| Listed records |
——
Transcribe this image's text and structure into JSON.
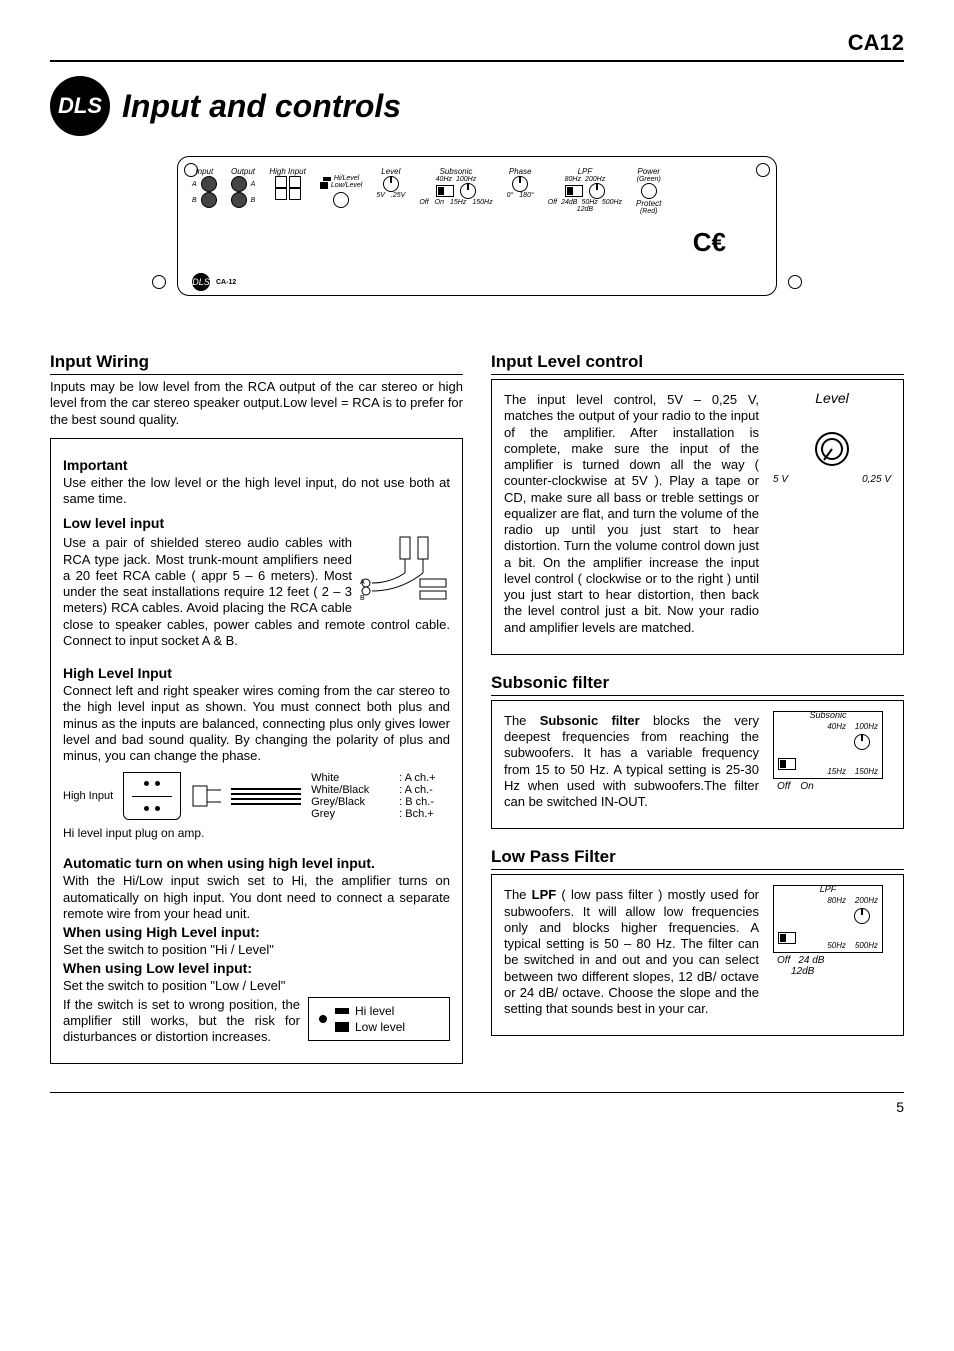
{
  "model": "CA12",
  "logo_text": "DLS",
  "main_title": "Input and controls",
  "page_number": "5",
  "panel": {
    "labels": {
      "input": "Input",
      "output": "Output",
      "high_input": "High Input",
      "hi_level": "Hi/Level",
      "low_level": "Low/Level",
      "level": "Level",
      "l5v": "5V",
      "l025v": ".25V",
      "subsonic": "Subsonic",
      "sub_40": "40Hz",
      "sub_100": "100Hz",
      "sub_15": "15Hz",
      "sub_150": "150Hz",
      "off": "Off",
      "on": "On",
      "phase": "Phase",
      "ph0": "0°",
      "ph180": "180°",
      "lpf": "LPF",
      "lpf_80": "80Hz",
      "lpf_200": "200Hz",
      "lpf_50": "50Hz",
      "lpf_500": "500Hz",
      "lpf_off": "Off",
      "lpf_24": "24dB",
      "lpf_12": "12dB",
      "power": "Power",
      "green": "(Green)",
      "protect": "Protect",
      "red": "(Red)",
      "a": "A",
      "b": "B",
      "ce": "CE",
      "brand": "CA-12"
    }
  },
  "input_wiring": {
    "title": "Input Wiring",
    "intro": "Inputs may be low level from the RCA output of the car stereo or high level from the car stereo speaker output.Low level = RCA is to prefer for the best sound quality.",
    "important_h": "Important",
    "important": "Use either the low level or the high level input, do not use both at same time.",
    "low_h": "Low level input",
    "low_p1": "Use a pair of shielded stereo audio cables with RCA type jack. Most trunk-mount amplifiers need a 20 feet RCA cable ( appr 5 – 6 meters). Most under the seat installations require 12 feet ( 2 – 3 meters) RCA cables. Avoid placing the RCA cable close to speaker cables, power cables and remote control cable. Connect to input socket A & B.",
    "high_h": "High Level Input",
    "high_p": "Connect left and right speaker wires coming from the car stereo to the high level input as shown. You must connect both plus and minus as the inputs are balanced, connecting plus only gives lower level and bad sound quality. By changing the polarity of plus and minus, you can change the phase.",
    "hi_input_lbl": "High Input",
    "wires": [
      {
        "name": "White",
        "ch": ": A ch.+"
      },
      {
        "name": "White/Black",
        "ch": ": A ch.-"
      },
      {
        "name": "Grey/Black",
        "ch": ": B ch.-"
      },
      {
        "name": "Grey",
        "ch": ": Bch.+"
      }
    ],
    "plug_caption": "Hi level input plug on amp.",
    "auto_h": "Automatic turn on when using high level input.",
    "auto_p": "With the Hi/Low input swich set to Hi, the amplifier turns on automatically on high input. You dont need to connect a separate remote wire from your head unit.",
    "when_hi_h": "When using High Level input:",
    "when_hi_p": "Set the switch to position \"Hi / Level\"",
    "when_lo_h": "When using Low level input:",
    "when_lo_p": "Set the switch to position \"Low / Level\"",
    "when_wrong": "If the switch is set to wrong position, the amplifier still works, but the risk for disturbances or distortion increases.",
    "sw_hi": "Hi level",
    "sw_lo": "Low level"
  },
  "level": {
    "title": "Input Level control",
    "p": "The input level control, 5V – 0,25 V, matches the output of your radio to the input of the amplifier. After installation is complete, make sure the input of the amplifier is turned down all the way ( counter-clockwise at 5V ). Play a tape or CD, make sure all bass or treble settings or equalizer are flat, and turn the volume of the radio up until you just start to hear distortion. Turn the volume control down just a bit. On the amplifier increase the input level control ( clockwise or to the right ) until you just start to hear distortion, then back the level control just a bit. Now your radio and amplifier levels are matched.",
    "diag_lbl": "Level",
    "diag_l": "5 V",
    "diag_r": "0,25 V"
  },
  "subsonic": {
    "title": "Subsonic filter",
    "p": "The Subsonic filter blocks the very deepest frequencies from reaching the subwoofers. It has a variable frequency from 15 to 50 Hz. A typical setting is 25-30 Hz when used with subwoofers.The filter can be switched IN-OUT.",
    "bold": "Subsonic filter",
    "diag": {
      "top": "Subsonic",
      "t1": "40Hz",
      "t2": "100Hz",
      "b1": "15Hz",
      "b2": "150Hz",
      "off": "Off",
      "on": "On"
    }
  },
  "lpf": {
    "title": "Low Pass Filter",
    "p": "The LPF ( low pass filter ) mostly used for subwoofers. It will allow low frequencies only and blocks higher frequencies. A typical setting is 50 – 80 Hz. The filter can be switched in and out and you can select between two different slopes, 12 dB/ octave or 24 dB/ octave. Choose the slope and the setting that sounds best in your car.",
    "bold": "LPF",
    "diag": {
      "top": "LPF",
      "t1": "80Hz",
      "t2": "200Hz",
      "b1": "50Hz",
      "b2": "500Hz",
      "off": "Off",
      "s24": "24 dB",
      "s12": "12dB"
    }
  }
}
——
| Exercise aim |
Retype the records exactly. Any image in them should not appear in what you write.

| Answer to the problem |
Transcribe this image's text and structure into JSON.
{
  "model": "CA12",
  "logo_text": "DLS",
  "main_title": "Input and controls",
  "page_number": "5",
  "panel": {
    "labels": {
      "input": "Input",
      "output": "Output",
      "high_input": "High Input",
      "hi_level": "Hi/Level",
      "low_level": "Low/Level",
      "level": "Level",
      "l5v": "5V",
      "l025v": ".25V",
      "subsonic": "Subsonic",
      "sub_40": "40Hz",
      "sub_100": "100Hz",
      "sub_15": "15Hz",
      "sub_150": "150Hz",
      "off": "Off",
      "on": "On",
      "phase": "Phase",
      "ph0": "0°",
      "ph180": "180°",
      "lpf": "LPF",
      "lpf_80": "80Hz",
      "lpf_200": "200Hz",
      "lpf_50": "50Hz",
      "lpf_500": "500Hz",
      "lpf_off": "Off",
      "lpf_24": "24dB",
      "lpf_12": "12dB",
      "power": "Power",
      "green": "(Green)",
      "protect": "Protect",
      "red": "(Red)",
      "a": "A",
      "b": "B",
      "ce": "CE",
      "brand": "CA-12"
    }
  },
  "input_wiring": {
    "title": "Input Wiring",
    "intro": "Inputs may be low level from the RCA output of the car stereo or high level from the car stereo speaker output.Low level = RCA is to prefer for the best sound quality.",
    "important_h": "Important",
    "important": "Use either the low level or the high level input, do not use both at same time.",
    "low_h": "Low level input",
    "low_p1": "Use a pair of shielded stereo audio cables with RCA type jack. Most trunk-mount amplifiers need a 20 feet RCA cable ( appr 5 – 6 meters). Most under the seat installations require 12 feet ( 2 – 3 meters) RCA cables. Avoid placing the RCA cable close to speaker cables, power cables and remote control cable. Connect to input socket A & B.",
    "high_h": "High Level Input",
    "high_p": "Connect left and right speaker wires coming from the car stereo to the high level input as shown. You must connect both plus and minus as the inputs are balanced, connecting plus only gives lower level and bad sound quality. By changing the polarity of plus and minus, you can change the phase.",
    "hi_input_lbl": "High Input",
    "wires": [
      {
        "name": "White",
        "ch": ": A ch.+"
      },
      {
        "name": "White/Black",
        "ch": ": A ch.-"
      },
      {
        "name": "Grey/Black",
        "ch": ": B ch.-"
      },
      {
        "name": "Grey",
        "ch": ": Bch.+"
      }
    ],
    "plug_caption": "Hi level input plug on amp.",
    "auto_h": "Automatic turn on when using high level input.",
    "auto_p": "With the Hi/Low input swich set to Hi, the amplifier turns on automatically on high input. You dont need to connect a separate remote wire from your head unit.",
    "when_hi_h": "When using High Level input:",
    "when_hi_p": "Set the switch to position \"Hi / Level\"",
    "when_lo_h": "When using Low level input:",
    "when_lo_p": "Set the switch to position \"Low / Level\"",
    "when_wrong": "If the switch is set to wrong position, the amplifier still works, but the risk for disturbances or distortion increases.",
    "sw_hi": "Hi level",
    "sw_lo": "Low level"
  },
  "level": {
    "title": "Input Level control",
    "p": "The input level control, 5V – 0,25 V, matches the output of your radio to the input of the amplifier. After installation is complete, make sure the input of the amplifier is turned down all the way ( counter-clockwise at 5V ). Play a tape or CD, make sure all bass or treble settings or equalizer are flat, and turn the volume of the radio up until you just start to hear distortion. Turn the volume control down just a bit. On the amplifier increase the input level control ( clockwise or to the right ) until you just start to hear distortion, then back the level control just a bit. Now your radio and amplifier levels are matched.",
    "diag_lbl": "Level",
    "diag_l": "5 V",
    "diag_r": "0,25 V"
  },
  "subsonic": {
    "title": "Subsonic filter",
    "p": "The Subsonic filter blocks the very deepest frequencies from reaching the subwoofers. It has a variable frequency from 15 to 50 Hz. A typical setting is 25-30 Hz when used with subwoofers.The filter can be switched IN-OUT.",
    "bold": "Subsonic filter",
    "diag": {
      "top": "Subsonic",
      "t1": "40Hz",
      "t2": "100Hz",
      "b1": "15Hz",
      "b2": "150Hz",
      "off": "Off",
      "on": "On"
    }
  },
  "lpf": {
    "title": "Low Pass Filter",
    "p": "The LPF ( low pass filter ) mostly used for subwoofers. It will allow low frequencies only and blocks higher frequencies. A typical setting is 50 – 80 Hz. The filter can be switched in and out and you can select between two different slopes, 12 dB/ octave or 24 dB/ octave. Choose the slope and the setting that sounds best in your car.",
    "bold": "LPF",
    "diag": {
      "top": "LPF",
      "t1": "80Hz",
      "t2": "200Hz",
      "b1": "50Hz",
      "b2": "500Hz",
      "off": "Off",
      "s24": "24 dB",
      "s12": "12dB"
    }
  }
}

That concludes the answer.